Rebecca eventually went on to graduate from Georgia Tech with a degree in Discrete Mathematics, and Dr. Reitman wrote and produced a film based on her experiences there (The Square Root of 2, starring Darby Stanchfield of ABC’s Scandal). After graduation, Rebecca received a diagnosis of Asperger’s syndrome. Hackie, shocked at his own ignorance of the topic despite being an M.D., embarked on years of research that culminated with his book Aspertools: The Practical Guide for Understanding and Embracing Asperger’s, Autism Spectrum Disorders, and Neurodiversity (released by HCI books, publishers of the Chicken Soup for the Soul series).
This experience revealed to Hackie the interconnectedness of the conditions that fall under the neurodiversity umbrella, while alerting him to the in-fighting and fractured relations that often plague the organizations tasked with serving the community. Convinced that overcoming these schisms could help all of society, Hackie forged the Different Brains philosophy of inclusive advocacy: “Supporting Neurodiversity – From Autism to Alzheimer’s and All Brains In Between”.

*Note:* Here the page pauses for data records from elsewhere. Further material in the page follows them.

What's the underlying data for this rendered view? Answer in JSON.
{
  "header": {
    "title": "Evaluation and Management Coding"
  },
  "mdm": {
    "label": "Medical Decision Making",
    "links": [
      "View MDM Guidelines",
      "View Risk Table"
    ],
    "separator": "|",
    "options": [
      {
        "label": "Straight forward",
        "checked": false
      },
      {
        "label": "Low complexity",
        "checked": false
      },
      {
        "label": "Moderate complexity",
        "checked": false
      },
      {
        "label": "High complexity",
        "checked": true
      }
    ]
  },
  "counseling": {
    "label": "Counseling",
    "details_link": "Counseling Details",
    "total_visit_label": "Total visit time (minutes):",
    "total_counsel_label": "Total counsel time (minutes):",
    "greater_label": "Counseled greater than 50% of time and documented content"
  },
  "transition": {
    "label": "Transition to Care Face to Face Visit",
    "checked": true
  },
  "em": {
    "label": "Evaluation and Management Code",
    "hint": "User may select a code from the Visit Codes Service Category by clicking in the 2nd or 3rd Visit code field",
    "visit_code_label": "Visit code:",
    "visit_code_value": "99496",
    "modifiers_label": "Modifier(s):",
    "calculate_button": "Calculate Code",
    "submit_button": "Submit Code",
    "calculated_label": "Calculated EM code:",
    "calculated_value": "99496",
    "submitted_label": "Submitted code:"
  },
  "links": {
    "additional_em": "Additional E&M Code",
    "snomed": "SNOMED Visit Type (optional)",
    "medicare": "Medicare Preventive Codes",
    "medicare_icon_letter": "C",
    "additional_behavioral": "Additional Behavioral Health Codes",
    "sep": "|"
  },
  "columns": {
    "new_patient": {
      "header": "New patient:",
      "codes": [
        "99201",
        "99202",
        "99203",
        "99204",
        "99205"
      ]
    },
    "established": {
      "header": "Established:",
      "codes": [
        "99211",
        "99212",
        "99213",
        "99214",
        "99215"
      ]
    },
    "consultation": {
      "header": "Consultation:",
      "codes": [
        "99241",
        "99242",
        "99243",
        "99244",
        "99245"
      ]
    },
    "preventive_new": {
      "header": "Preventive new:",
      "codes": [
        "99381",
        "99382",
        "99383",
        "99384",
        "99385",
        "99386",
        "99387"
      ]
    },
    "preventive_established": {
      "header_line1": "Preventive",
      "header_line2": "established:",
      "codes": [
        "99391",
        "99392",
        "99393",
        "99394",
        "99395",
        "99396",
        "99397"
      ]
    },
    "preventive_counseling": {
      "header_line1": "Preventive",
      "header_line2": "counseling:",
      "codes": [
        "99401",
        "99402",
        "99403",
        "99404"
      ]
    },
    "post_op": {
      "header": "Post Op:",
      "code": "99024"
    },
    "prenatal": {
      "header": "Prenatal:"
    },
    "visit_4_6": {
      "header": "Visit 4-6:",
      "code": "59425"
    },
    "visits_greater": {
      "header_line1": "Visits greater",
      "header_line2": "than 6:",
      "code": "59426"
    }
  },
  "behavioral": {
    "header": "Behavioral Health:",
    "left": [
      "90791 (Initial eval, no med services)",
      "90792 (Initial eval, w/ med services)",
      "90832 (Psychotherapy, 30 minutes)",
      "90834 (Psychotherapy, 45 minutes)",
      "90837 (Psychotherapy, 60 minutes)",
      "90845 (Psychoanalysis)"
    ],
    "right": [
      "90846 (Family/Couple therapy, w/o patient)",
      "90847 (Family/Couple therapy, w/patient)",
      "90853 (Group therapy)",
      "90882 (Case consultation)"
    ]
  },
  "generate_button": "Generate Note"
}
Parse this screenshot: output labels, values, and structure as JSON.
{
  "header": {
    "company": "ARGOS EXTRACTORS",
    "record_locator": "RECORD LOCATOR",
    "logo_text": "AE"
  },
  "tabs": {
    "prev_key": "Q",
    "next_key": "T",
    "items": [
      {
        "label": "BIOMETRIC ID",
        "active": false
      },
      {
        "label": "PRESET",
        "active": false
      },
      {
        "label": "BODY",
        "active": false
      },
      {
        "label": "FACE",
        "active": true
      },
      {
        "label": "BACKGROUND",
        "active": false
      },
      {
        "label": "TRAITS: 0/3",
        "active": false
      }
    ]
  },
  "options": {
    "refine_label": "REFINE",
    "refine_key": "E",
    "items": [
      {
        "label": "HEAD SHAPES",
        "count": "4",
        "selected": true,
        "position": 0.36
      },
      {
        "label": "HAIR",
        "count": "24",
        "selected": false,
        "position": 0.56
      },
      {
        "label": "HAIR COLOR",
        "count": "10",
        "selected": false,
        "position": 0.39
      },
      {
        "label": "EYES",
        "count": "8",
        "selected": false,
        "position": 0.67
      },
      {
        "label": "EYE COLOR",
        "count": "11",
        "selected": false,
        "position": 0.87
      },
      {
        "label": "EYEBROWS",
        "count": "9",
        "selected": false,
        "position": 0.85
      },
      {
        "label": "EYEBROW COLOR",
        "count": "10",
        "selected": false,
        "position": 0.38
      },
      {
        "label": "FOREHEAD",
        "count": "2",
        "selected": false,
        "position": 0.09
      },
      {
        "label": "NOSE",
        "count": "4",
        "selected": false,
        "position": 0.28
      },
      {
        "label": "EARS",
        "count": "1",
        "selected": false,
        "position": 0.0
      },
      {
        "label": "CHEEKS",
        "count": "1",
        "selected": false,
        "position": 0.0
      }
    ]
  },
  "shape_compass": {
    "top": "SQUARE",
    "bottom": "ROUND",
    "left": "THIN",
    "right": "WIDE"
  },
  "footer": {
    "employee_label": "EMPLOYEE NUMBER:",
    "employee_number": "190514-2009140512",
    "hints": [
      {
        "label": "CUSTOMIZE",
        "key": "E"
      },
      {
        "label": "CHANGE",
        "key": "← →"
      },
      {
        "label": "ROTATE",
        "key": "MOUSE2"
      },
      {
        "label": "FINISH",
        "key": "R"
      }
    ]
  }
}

In the company’s initial years of operation, Hackie self-financed all of the content on DifferentBrains.org, all of which offered free to view to the public. Currently he is the host of our weekly interview show Exploring Different Brains, writes blogs for the site, and tours the country speaking at conferences, conventions and private functions, all with the goal of improving the lives of neurodiverse individuals and their families, and maximizing the potential of those with different brains. Separate from Different Brains, Hackie is the founder and CEO of PCE Media, a media production company focusing on reality based content. He recently co-executive produced the documentary “Foreman”, the definitive feature documentary on legendary boxer and pitchman George Foreman.